09 August 2011 #Employment
The news pictures of the London Riots make depressing viewing. It`s heartbreaking to hear stories of businesses that have taken years to build up being destroyed in minutes. This is especially so, given that these businesses are already fighting for survival on an economic front.
Burnt-out shells of buildings are being likened to the images of the London Blitz. This is misplaced. The reality is almost more depressing. The aggressor in this case is seemingly a mass of bored, disaffected youth, after the latest HD plasma screen TV. As one commentator has stated, this Spring we saw the Arab youth unite and protest for basic freedoms and democracy. This Summer we witness the London Youth unite to loot the latest designer sportswear.
Over the coming weeks, we can expect the causes of the riots and the police response to be endlessly picked-over by the press, politicians and community leaders. Whatever the causes and however foreseeable these events may have been, the clean-up operation has begun.
Options for employers

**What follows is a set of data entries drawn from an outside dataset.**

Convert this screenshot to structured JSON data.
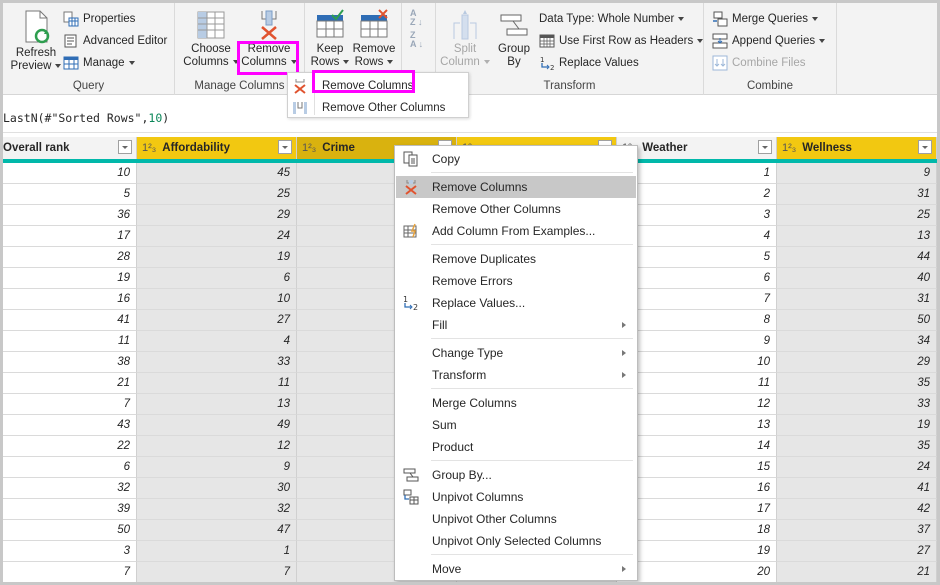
{
  "ribbon": {
    "query_group": {
      "label": "Query",
      "refresh_preview": [
        "Refresh",
        "Preview"
      ],
      "properties": "Properties",
      "advanced_editor": "Advanced Editor",
      "manage": "Manage"
    },
    "manage_columns_group": {
      "label": "Manage Columns",
      "choose_columns": [
        "Choose",
        "Columns"
      ],
      "remove_columns": [
        "Remove",
        "Columns"
      ]
    },
    "reduce_rows_group": {
      "keep_rows": [
        "Keep",
        "Rows"
      ],
      "remove_rows": [
        "Remove",
        "Rows"
      ]
    },
    "transform_group": {
      "label": "Transform",
      "split_column": [
        "Split",
        "Column"
      ],
      "group_by": [
        "Group",
        "By"
      ],
      "data_type": "Data Type: Whole Number",
      "use_first_row": "Use First Row as Headers",
      "replace_values": "Replace Values"
    },
    "combine_group": {
      "label": "Combine",
      "merge_queries": "Merge Queries",
      "append_queries": "Append Queries",
      "combine_files": "Combine Files"
    },
    "highlight_color": "#ff00ff"
  },
  "remove_columns_dropdown": {
    "items": [
      "Remove Columns",
      "Remove Other Columns"
    ]
  },
  "formula_bar": {
    "prefix": "LastN(#\"Sorted Rows\",",
    "number": "10",
    "suffix": ")"
  },
  "grid": {
    "columns": [
      {
        "name": "Overall rank",
        "type": "",
        "selected": false
      },
      {
        "name": "Affordability",
        "type": "1²₃",
        "selected": true
      },
      {
        "name": "Crime",
        "type": "1²₃",
        "selected": true
      },
      {
        "name": "",
        "type": "1²₃",
        "selected": true
      },
      {
        "name": "Weather",
        "type": "1²₃",
        "selected": false
      },
      {
        "name": "Wellness",
        "type": "1²₃",
        "selected": true
      }
    ],
    "overall_rank": [
      "10",
      "5",
      "36",
      "17",
      "28",
      "19",
      "16",
      "41",
      "11",
      "38",
      "21",
      "7",
      "43",
      "22",
      "6",
      "32",
      "39",
      "50",
      "3",
      "7"
    ],
    "affordability": [
      "45",
      "25",
      "29",
      "24",
      "19",
      "6",
      "10",
      "27",
      "4",
      "33",
      "11",
      "13",
      "49",
      "12",
      "9",
      "30",
      "32",
      "47",
      "1",
      "7"
    ],
    "weather": [
      "1",
      "2",
      "3",
      "4",
      "5",
      "6",
      "7",
      "8",
      "9",
      "10",
      "11",
      "12",
      "13",
      "14",
      "15",
      "16",
      "17",
      "18",
      "19",
      "20"
    ],
    "wellness": [
      "9",
      "31",
      "25",
      "13",
      "44",
      "40",
      "31",
      "50",
      "34",
      "29",
      "35",
      "33",
      "19",
      "35",
      "24",
      "41",
      "42",
      "37",
      "27",
      "21"
    ],
    "header_color": "#f2c811",
    "quality_bar_color": "#01b8aa"
  },
  "context_menu": {
    "items": [
      {
        "label": "Copy",
        "icon": "copy-icon"
      },
      {
        "label": "Remove Columns",
        "icon": "remove-columns-icon",
        "highlighted": true
      },
      {
        "label": "Remove Other Columns",
        "icon": ""
      },
      {
        "label": "Add Column From Examples...",
        "icon": "add-column-examples-icon"
      },
      {
        "label": "Remove Duplicates",
        "icon": ""
      },
      {
        "label": "Remove Errors",
        "icon": ""
      },
      {
        "label": "Replace Values...",
        "icon": "replace-values-icon"
      },
      {
        "label": "Fill",
        "icon": "",
        "submenu": true
      },
      {
        "label": "Change Type",
        "icon": "",
        "submenu": true
      },
      {
        "label": "Transform",
        "icon": "",
        "submenu": true
      },
      {
        "label": "Merge Columns",
        "icon": ""
      },
      {
        "label": "Sum",
        "icon": ""
      },
      {
        "label": "Product",
        "icon": ""
      },
      {
        "label": "Group By...",
        "icon": "group-by-icon"
      },
      {
        "label": "Unpivot Columns",
        "icon": "unpivot-icon"
      },
      {
        "label": "Unpivot Other Columns",
        "icon": ""
      },
      {
        "label": "Unpivot Only Selected Columns",
        "icon": ""
      },
      {
        "label": "Move",
        "icon": "",
        "submenu": true
      }
    ]
  }
}
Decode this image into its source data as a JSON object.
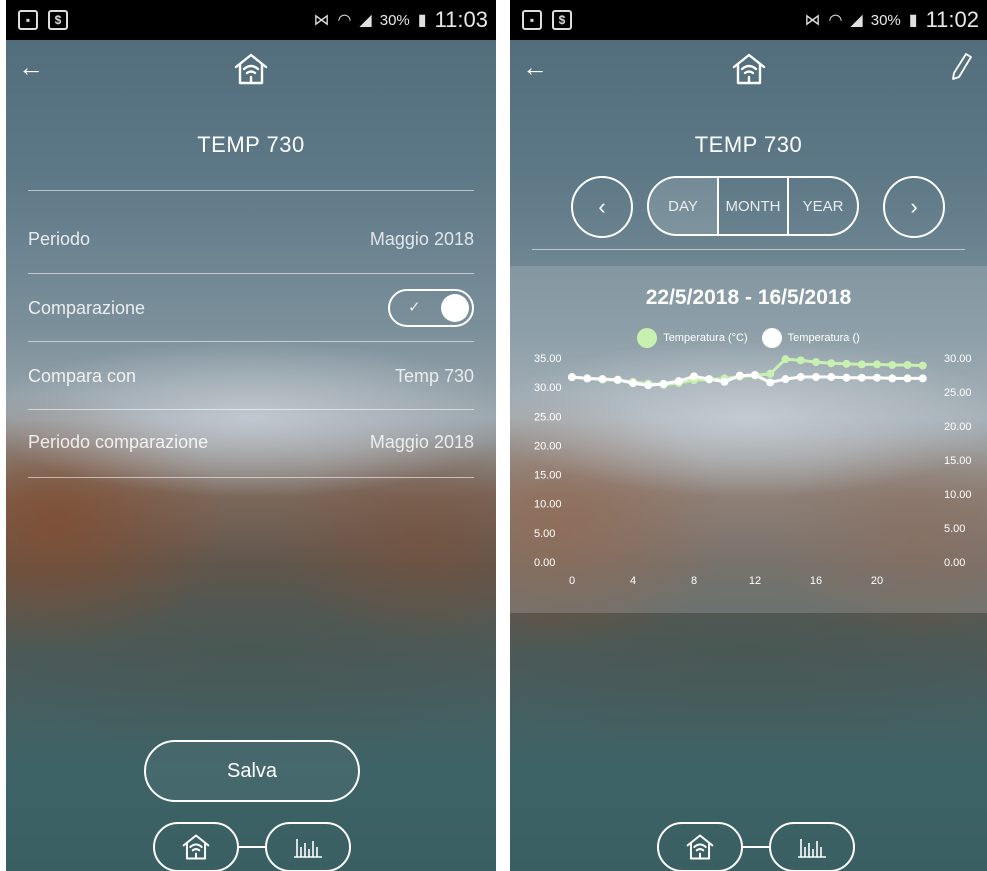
{
  "status_bar": {
    "left_battery": "30%",
    "left_time": "11:03",
    "right_battery": "30%",
    "right_time": "11:02"
  },
  "left_screen": {
    "title": "TEMP 730",
    "rows": [
      {
        "label": "Periodo",
        "value": "Maggio 2018"
      },
      {
        "label": "Comparazione",
        "toggle_on": true
      },
      {
        "label": "Compara con",
        "value": "Temp 730"
      },
      {
        "label": "Periodo comparazione",
        "value": "Maggio 2018"
      }
    ],
    "save_label": "Salva"
  },
  "right_screen": {
    "title": "TEMP 730",
    "segments": [
      "DAY",
      "MONTH",
      "YEAR"
    ],
    "active_segment": "DAY",
    "date_range": "22/5/2018 - 16/5/2018"
  },
  "icons": {
    "back": "arrow-left-icon",
    "home": "home-wifi-icon",
    "edit": "pencil-icon",
    "chart": "bar-chart-icon",
    "prev": "chevron-left-icon",
    "next": "chevron-right-icon"
  },
  "chart_data": {
    "type": "line",
    "title": "22/5/2018 - 16/5/2018",
    "x": [
      0,
      1,
      2,
      3,
      4,
      5,
      6,
      7,
      8,
      9,
      10,
      11,
      12,
      13,
      14,
      15,
      16,
      17,
      18,
      19,
      20,
      21,
      22,
      23
    ],
    "x_ticks": [
      0,
      4,
      8,
      12,
      16,
      20
    ],
    "y_left_ticks": [
      "0.00",
      "5.00",
      "10.00",
      "15.00",
      "20.00",
      "25.00",
      "30.00",
      "35.00"
    ],
    "y_left_lim": [
      0,
      35
    ],
    "y_right_ticks": [
      "0.00",
      "5.00",
      "10.00",
      "15.00",
      "20.00",
      "25.00",
      "30.00"
    ],
    "y_right_lim": [
      0,
      30
    ],
    "series": [
      {
        "name": "Temperatura (°C)",
        "axis": "left",
        "color": "#c8f0b0",
        "values": [
          31.7,
          31.5,
          31.3,
          31.2,
          30.9,
          30.6,
          30.4,
          30.7,
          31.2,
          31.3,
          31.5,
          31.8,
          32.0,
          32.3,
          34.8,
          34.6,
          34.3,
          34.1,
          34.0,
          33.9,
          33.9,
          33.8,
          33.8,
          33.7
        ]
      },
      {
        "name": "Temperatura ()",
        "axis": "right",
        "color": "#ffffff",
        "values": [
          27.2,
          27.0,
          26.9,
          26.8,
          26.3,
          26.0,
          26.2,
          26.6,
          27.3,
          26.9,
          26.5,
          27.4,
          27.5,
          26.4,
          26.9,
          27.2,
          27.2,
          27.2,
          27.1,
          27.1,
          27.1,
          27.0,
          27.0,
          27.0
        ]
      }
    ],
    "grid": false,
    "legend_position": "top-center"
  }
}
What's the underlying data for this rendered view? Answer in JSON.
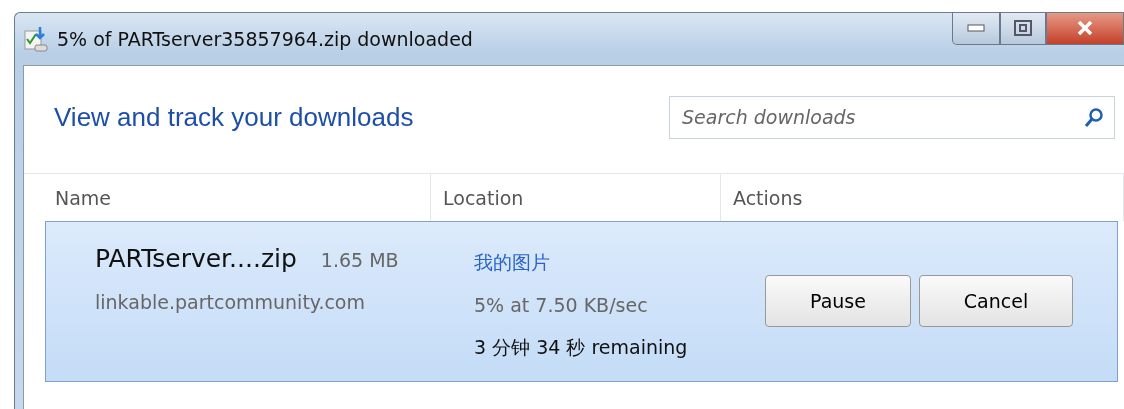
{
  "window": {
    "title": "5% of PARTserver35857964.zip downloaded"
  },
  "heading": "View and track your downloads",
  "search": {
    "placeholder": "Search downloads"
  },
  "columns": [
    "Name",
    "Location",
    "Actions"
  ],
  "downloads": [
    {
      "name": "PARTserver....zip",
      "size": "1.65 MB",
      "source": "linkable.partcommunity.com",
      "location": "我的图片",
      "progress": "5% at 7.50 KB/sec",
      "remaining": "3 分钟 34 秒 remaining",
      "selected": true,
      "actions": [
        "Pause",
        "Cancel"
      ]
    }
  ]
}
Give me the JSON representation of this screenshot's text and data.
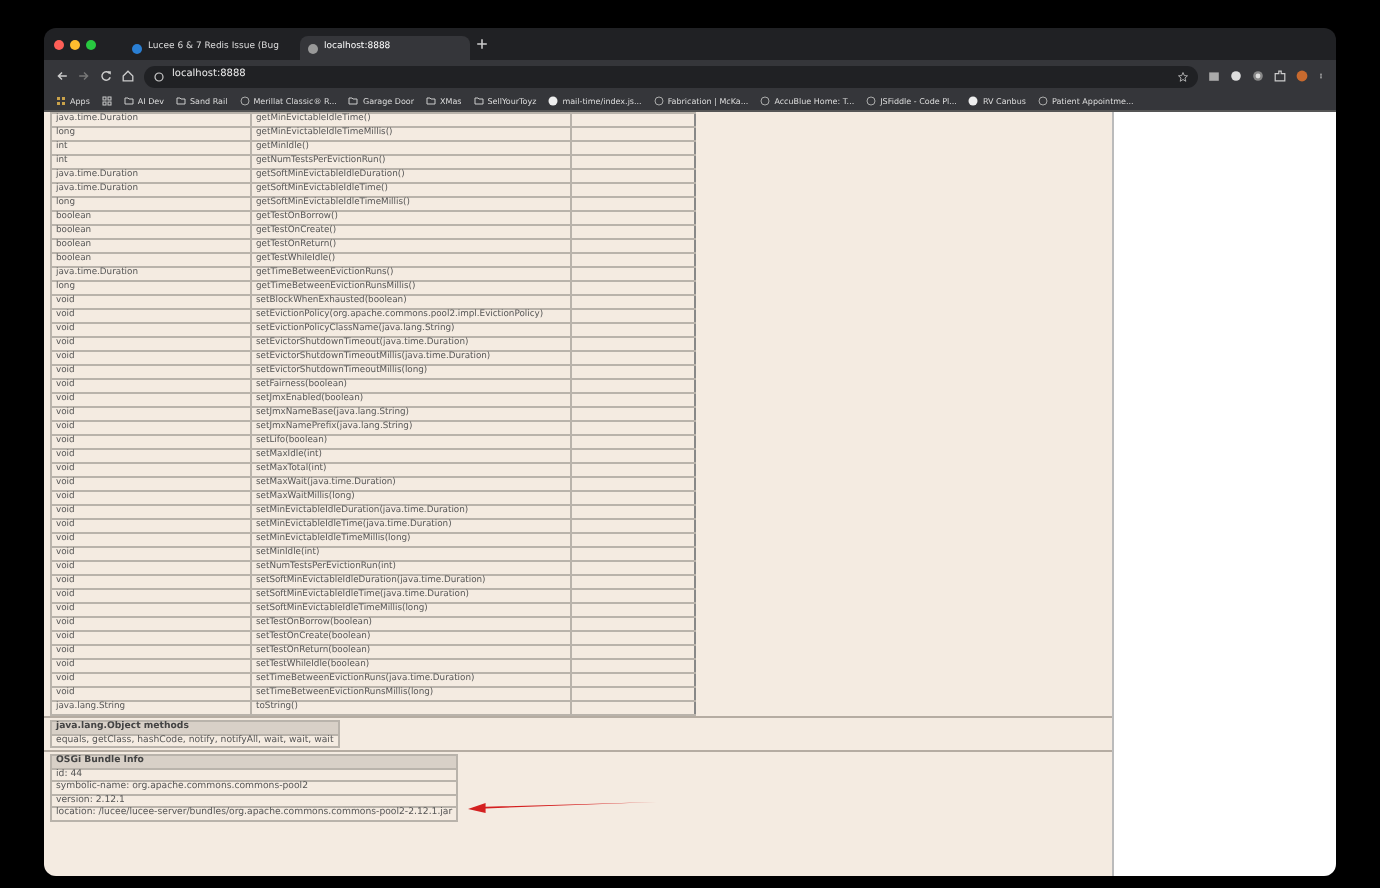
{
  "tabs": [
    {
      "title": "Lucee 6 & 7 Redis Issue (Bug",
      "selected": false
    },
    {
      "title": "localhost:8888",
      "selected": true
    }
  ],
  "address": "localhost:8888",
  "bookmarks": [
    {
      "label": "Apps",
      "kind": "apps"
    },
    {
      "label": "AI Dev",
      "kind": "folder"
    },
    {
      "label": "Sand Rail",
      "kind": "folder"
    },
    {
      "label": "Merillat Classic® R...",
      "kind": "page"
    },
    {
      "label": "Garage Door",
      "kind": "folder"
    },
    {
      "label": "XMas",
      "kind": "folder"
    },
    {
      "label": "SellYourToyz",
      "kind": "folder"
    },
    {
      "label": "mail-time/index.js...",
      "kind": "github"
    },
    {
      "label": "Fabrication | McKa...",
      "kind": "page"
    },
    {
      "label": "AccuBlue Home: T...",
      "kind": "page"
    },
    {
      "label": "JSFiddle - Code Pl...",
      "kind": "page"
    },
    {
      "label": "RV Canbus",
      "kind": "github"
    },
    {
      "label": "Patient Appointme...",
      "kind": "page"
    }
  ],
  "methods": [
    {
      "type": "java.time.Duration",
      "method": "getMinEvictableIdleTime()"
    },
    {
      "type": "long",
      "method": "getMinEvictableIdleTimeMillis()"
    },
    {
      "type": "int",
      "method": "getMinIdle()"
    },
    {
      "type": "int",
      "method": "getNumTestsPerEvictionRun()"
    },
    {
      "type": "java.time.Duration",
      "method": "getSoftMinEvictableIdleDuration()"
    },
    {
      "type": "java.time.Duration",
      "method": "getSoftMinEvictableIdleTime()"
    },
    {
      "type": "long",
      "method": "getSoftMinEvictableIdleTimeMillis()"
    },
    {
      "type": "boolean",
      "method": "getTestOnBorrow()"
    },
    {
      "type": "boolean",
      "method": "getTestOnCreate()"
    },
    {
      "type": "boolean",
      "method": "getTestOnReturn()"
    },
    {
      "type": "boolean",
      "method": "getTestWhileIdle()"
    },
    {
      "type": "java.time.Duration",
      "method": "getTimeBetweenEvictionRuns()"
    },
    {
      "type": "long",
      "method": "getTimeBetweenEvictionRunsMillis()"
    },
    {
      "type": "void",
      "method": "setBlockWhenExhausted(boolean)"
    },
    {
      "type": "void",
      "method": "setEvictionPolicy(org.apache.commons.pool2.impl.EvictionPolicy)"
    },
    {
      "type": "void",
      "method": "setEvictionPolicyClassName(java.lang.String)"
    },
    {
      "type": "void",
      "method": "setEvictorShutdownTimeout(java.time.Duration)"
    },
    {
      "type": "void",
      "method": "setEvictorShutdownTimeoutMillis(java.time.Duration)"
    },
    {
      "type": "void",
      "method": "setEvictorShutdownTimeoutMillis(long)"
    },
    {
      "type": "void",
      "method": "setFairness(boolean)"
    },
    {
      "type": "void",
      "method": "setJmxEnabled(boolean)"
    },
    {
      "type": "void",
      "method": "setJmxNameBase(java.lang.String)"
    },
    {
      "type": "void",
      "method": "setJmxNamePrefix(java.lang.String)"
    },
    {
      "type": "void",
      "method": "setLifo(boolean)"
    },
    {
      "type": "void",
      "method": "setMaxIdle(int)"
    },
    {
      "type": "void",
      "method": "setMaxTotal(int)"
    },
    {
      "type": "void",
      "method": "setMaxWait(java.time.Duration)"
    },
    {
      "type": "void",
      "method": "setMaxWaitMillis(long)"
    },
    {
      "type": "void",
      "method": "setMinEvictableIdleDuration(java.time.Duration)"
    },
    {
      "type": "void",
      "method": "setMinEvictableIdleTime(java.time.Duration)"
    },
    {
      "type": "void",
      "method": "setMinEvictableIdleTimeMillis(long)"
    },
    {
      "type": "void",
      "method": "setMinIdle(int)"
    },
    {
      "type": "void",
      "method": "setNumTestsPerEvictionRun(int)"
    },
    {
      "type": "void",
      "method": "setSoftMinEvictableIdleDuration(java.time.Duration)"
    },
    {
      "type": "void",
      "method": "setSoftMinEvictableIdleTime(java.time.Duration)"
    },
    {
      "type": "void",
      "method": "setSoftMinEvictableIdleTimeMillis(long)"
    },
    {
      "type": "void",
      "method": "setTestOnBorrow(boolean)"
    },
    {
      "type": "void",
      "method": "setTestOnCreate(boolean)"
    },
    {
      "type": "void",
      "method": "setTestOnReturn(boolean)"
    },
    {
      "type": "void",
      "method": "setTestWhileIdle(boolean)"
    },
    {
      "type": "void",
      "method": "setTimeBetweenEvictionRuns(java.time.Duration)"
    },
    {
      "type": "void",
      "method": "setTimeBetweenEvictionRunsMillis(long)"
    },
    {
      "type": "java.lang.String",
      "method": "toString()"
    }
  ],
  "object_methods": {
    "title": "java.lang.Object methods",
    "list": "equals, getClass, hashCode, notify, notifyAll, wait, wait, wait"
  },
  "bundle_info": {
    "title": "OSGi Bundle Info",
    "lines": [
      "id: 44",
      "symbolic-name: org.apache.commons.commons-pool2",
      "version: 2.12.1",
      "location: /lucee/lucee-server/bundles/org.apache.commons.commons-pool2-2.12.1.jar"
    ]
  }
}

At the extreme end, some staff will have turned up for work this morning to find their workplace has been razed to ground. Other businesses will be suffering superficial damage and will take less time to be up and running again. Then there are the neighbouring shops, offices and restaurants that may be temporarily inaccessible due to their proximity to the trouble spots. Staff themselves may struggle to get to work due to travel disruption.
As businesses and communities seek to restore their high streets, what are the options for employers and employees who have been affected by the riots?
Where the impact looks as though it will be short-term employers could get staff to agree to:
For staff unable to get to work due to travel disruption, working from home could be an option.
Where longer-term business closure is likely, the alternative may be to lay-off workers. It means the employment relationship continues and employees are paid a statutory rate of pay, but the obligation on the employer to provide work is temporarily suspended. However, there is no automatic right to lay off employees - this can only be done where there is a contractual right to do so. See Buddy`s factsheet on Lay-off for more information.
Sadly, where premises are nothing but a burnt out shell, those businesses are unlikely to resume normal service for months, years or at all. Tragically, there may be no choice but to make staff redundant. See Buddy`s Redundancy factsheet for more information.
Situations like this are thankfully, rare. However, it is always wise for businesses to plan for the unexpected where man made or natural disasters can give rise to emergency situations. (See Buddy`s Emergency Preparations Policy.)
Either way, the position many businesses and employees are finding themselves in today seems so needless. Let`s hope for London and elsewhere that this is the end of it.